>>>>

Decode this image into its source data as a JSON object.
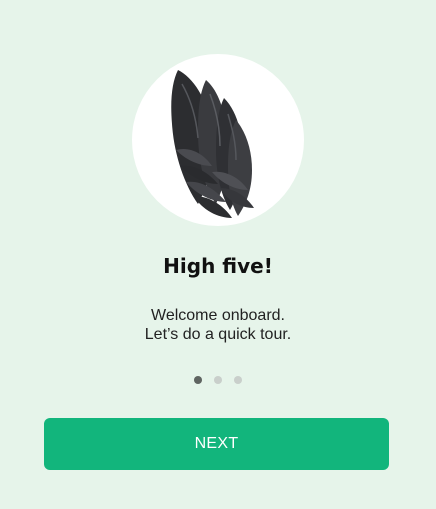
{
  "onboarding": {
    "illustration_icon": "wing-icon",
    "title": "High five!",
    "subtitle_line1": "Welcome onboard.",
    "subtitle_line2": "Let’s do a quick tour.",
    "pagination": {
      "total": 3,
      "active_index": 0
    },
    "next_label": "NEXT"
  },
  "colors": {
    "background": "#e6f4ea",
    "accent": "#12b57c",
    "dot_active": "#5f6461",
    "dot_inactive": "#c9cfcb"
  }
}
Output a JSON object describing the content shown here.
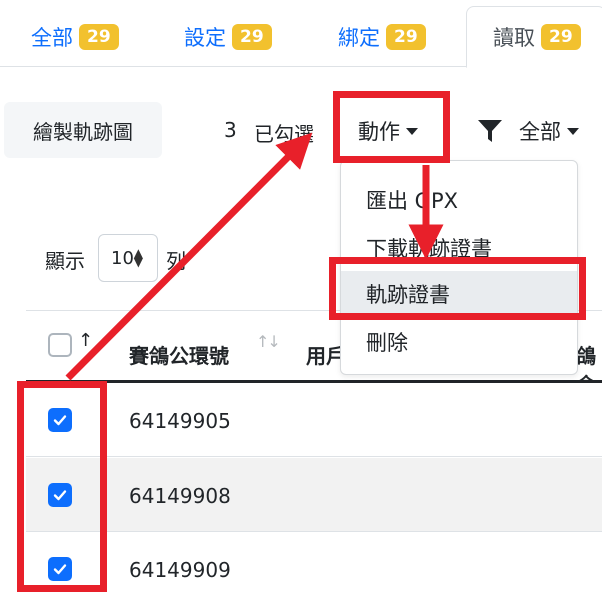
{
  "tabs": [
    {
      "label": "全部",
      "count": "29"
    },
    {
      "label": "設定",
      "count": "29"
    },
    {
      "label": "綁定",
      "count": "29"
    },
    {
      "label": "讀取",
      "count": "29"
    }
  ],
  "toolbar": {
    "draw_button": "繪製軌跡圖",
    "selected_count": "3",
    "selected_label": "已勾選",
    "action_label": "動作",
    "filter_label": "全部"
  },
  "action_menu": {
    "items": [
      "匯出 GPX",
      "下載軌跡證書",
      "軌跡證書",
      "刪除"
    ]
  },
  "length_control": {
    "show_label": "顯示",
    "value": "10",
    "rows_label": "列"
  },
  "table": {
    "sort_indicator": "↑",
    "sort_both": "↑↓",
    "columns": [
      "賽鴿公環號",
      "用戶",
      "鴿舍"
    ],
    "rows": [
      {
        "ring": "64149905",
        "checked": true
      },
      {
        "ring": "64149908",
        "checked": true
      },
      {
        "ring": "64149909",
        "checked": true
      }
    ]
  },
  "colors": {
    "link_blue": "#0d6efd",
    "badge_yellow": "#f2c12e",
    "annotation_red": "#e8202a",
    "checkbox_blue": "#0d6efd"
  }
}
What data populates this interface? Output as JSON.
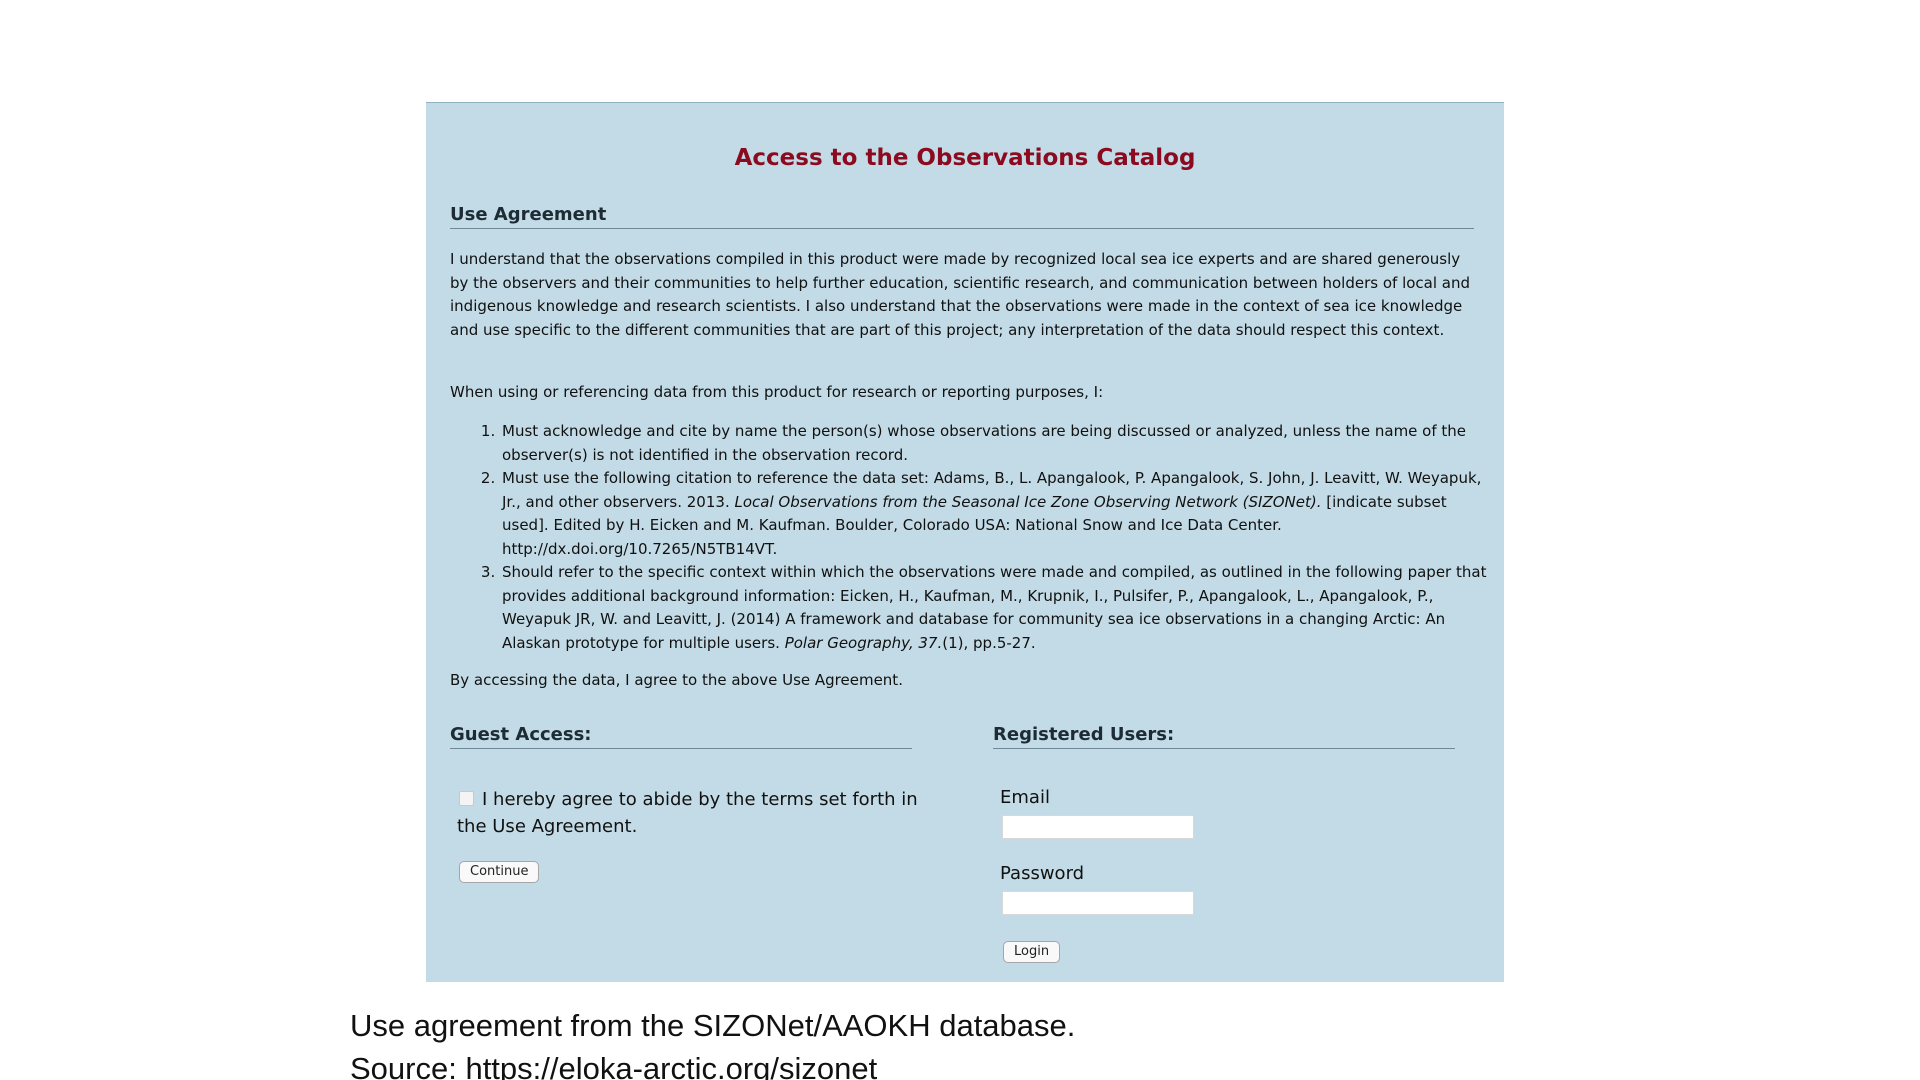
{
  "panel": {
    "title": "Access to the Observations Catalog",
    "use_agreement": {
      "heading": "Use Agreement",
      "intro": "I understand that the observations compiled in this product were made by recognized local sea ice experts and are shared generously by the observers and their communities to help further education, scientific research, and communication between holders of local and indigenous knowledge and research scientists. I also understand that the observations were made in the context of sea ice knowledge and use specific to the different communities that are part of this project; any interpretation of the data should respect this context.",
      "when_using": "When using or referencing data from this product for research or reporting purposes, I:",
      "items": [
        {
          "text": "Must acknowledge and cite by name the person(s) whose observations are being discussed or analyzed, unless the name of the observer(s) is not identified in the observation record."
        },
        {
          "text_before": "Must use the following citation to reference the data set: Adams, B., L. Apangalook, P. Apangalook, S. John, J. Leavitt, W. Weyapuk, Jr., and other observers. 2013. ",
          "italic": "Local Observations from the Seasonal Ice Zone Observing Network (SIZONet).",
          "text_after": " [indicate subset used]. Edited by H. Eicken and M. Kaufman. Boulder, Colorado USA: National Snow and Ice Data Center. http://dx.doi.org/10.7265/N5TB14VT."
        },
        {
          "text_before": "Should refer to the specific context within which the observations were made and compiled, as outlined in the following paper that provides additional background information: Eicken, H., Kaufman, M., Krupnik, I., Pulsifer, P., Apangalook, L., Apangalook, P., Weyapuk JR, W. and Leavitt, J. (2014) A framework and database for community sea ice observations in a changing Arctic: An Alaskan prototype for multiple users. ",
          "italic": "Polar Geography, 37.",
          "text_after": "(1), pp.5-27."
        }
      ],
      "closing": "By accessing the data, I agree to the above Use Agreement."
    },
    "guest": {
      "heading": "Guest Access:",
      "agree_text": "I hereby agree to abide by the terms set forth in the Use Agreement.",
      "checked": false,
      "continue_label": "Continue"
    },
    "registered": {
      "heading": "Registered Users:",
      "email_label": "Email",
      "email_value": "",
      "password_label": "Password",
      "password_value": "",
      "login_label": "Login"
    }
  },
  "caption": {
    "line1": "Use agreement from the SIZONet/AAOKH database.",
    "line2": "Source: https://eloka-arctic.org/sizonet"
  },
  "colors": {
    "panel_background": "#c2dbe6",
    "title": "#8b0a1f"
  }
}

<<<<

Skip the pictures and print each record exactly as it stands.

Decode this image into its source data as a JSON object.
{
  "onboarding": {
    "illustration_icon": "wing-icon",
    "title": "High five!",
    "subtitle_line1": "Welcome onboard.",
    "subtitle_line2": "Let’s do a quick tour.",
    "pagination": {
      "total": 3,
      "active_index": 0
    },
    "next_label": "NEXT"
  },
  "colors": {
    "background": "#e6f4ea",
    "accent": "#12b57c",
    "dot_active": "#5f6461",
    "dot_inactive": "#c9cfcb"
  }
}
Output a JSON object describing the content shown here.
{
  "tabs": [
    {
      "label": "全部",
      "count": "29"
    },
    {
      "label": "設定",
      "count": "29"
    },
    {
      "label": "綁定",
      "count": "29"
    },
    {
      "label": "讀取",
      "count": "29"
    }
  ],
  "toolbar": {
    "draw_button": "繪製軌跡圖",
    "selected_count": "3",
    "selected_label": "已勾選",
    "action_label": "動作",
    "filter_label": "全部"
  },
  "action_menu": {
    "items": [
      "匯出 GPX",
      "下載軌跡證書",
      "軌跡證書",
      "刪除"
    ]
  },
  "length_control": {
    "show_label": "顯示",
    "value": "10",
    "rows_label": "列"
  },
  "table": {
    "sort_indicator": "↑",
    "sort_both": "↑↓",
    "columns": [
      "賽鴿公環號",
      "用戶",
      "鴿舍"
    ],
    "rows": [
      {
        "ring": "64149905",
        "checked": true
      },
      {
        "ring": "64149908",
        "checked": true
      },
      {
        "ring": "64149909",
        "checked": true
      }
    ]
  },
  "colors": {
    "link_blue": "#0d6efd",
    "badge_yellow": "#f2c12e",
    "annotation_red": "#e8202a",
    "checkbox_blue": "#0d6efd"
  }
}
What data populates this interface? Output as JSON.
{
  "panel": {
    "title": "Access to the Observations Catalog",
    "use_agreement": {
      "heading": "Use Agreement",
      "intro": "I understand that the observations compiled in this product were made by recognized local sea ice experts and are shared generously by the observers and their communities to help further education, scientific research, and communication between holders of local and indigenous knowledge and research scientists. I also understand that the observations were made in the context of sea ice knowledge and use specific to the different communities that are part of this project; any interpretation of the data should respect this context.",
      "when_using": "When using or referencing data from this product for research or reporting purposes, I:",
      "items": [
        {
          "text": "Must acknowledge and cite by name the person(s) whose observations are being discussed or analyzed, unless the name of the observer(s) is not identified in the observation record."
        },
        {
          "text_before": "Must use the following citation to reference the data set: Adams, B., L. Apangalook, P. Apangalook, S. John, J. Leavitt, W. Weyapuk, Jr., and other observers. 2013. ",
          "italic": "Local Observations from the Seasonal Ice Zone Observing Network (SIZONet).",
          "text_after": " [indicate subset used]. Edited by H. Eicken and M. Kaufman. Boulder, Colorado USA: National Snow and Ice Data Center. http://dx.doi.org/10.7265/N5TB14VT."
        },
        {
          "text_before": "Should refer to the specific context within which the observations were made and compiled, as outlined in the following paper that provides additional background information: Eicken, H., Kaufman, M., Krupnik, I., Pulsifer, P., Apangalook, L., Apangalook, P., Weyapuk JR, W. and Leavitt, J. (2014) A framework and database for community sea ice observations in a changing Arctic: An Alaskan prototype for multiple users. ",
          "italic": "Polar Geography, 37.",
          "text_after": "(1), pp.5-27."
        }
      ],
      "closing": "By accessing the data, I agree to the above Use Agreement."
    },
    "guest": {
      "heading": "Guest Access:",
      "agree_text": "I hereby agree to abide by the terms set forth in the Use Agreement.",
      "checked": false,
      "continue_label": "Continue"
    },
    "registered": {
      "heading": "Registered Users:",
      "email_label": "Email",
      "email_value": "",
      "password_label": "Password",
      "password_value": "",
      "login_label": "Login"
    }
  },
  "caption": {
    "line1": "Use agreement from the SIZONet/AAOKH database.",
    "line2": "Source: https://eloka-arctic.org/sizonet"
  },
  "colors": {
    "panel_background": "#c2dbe6",
    "title": "#8b0a1f"
  }
}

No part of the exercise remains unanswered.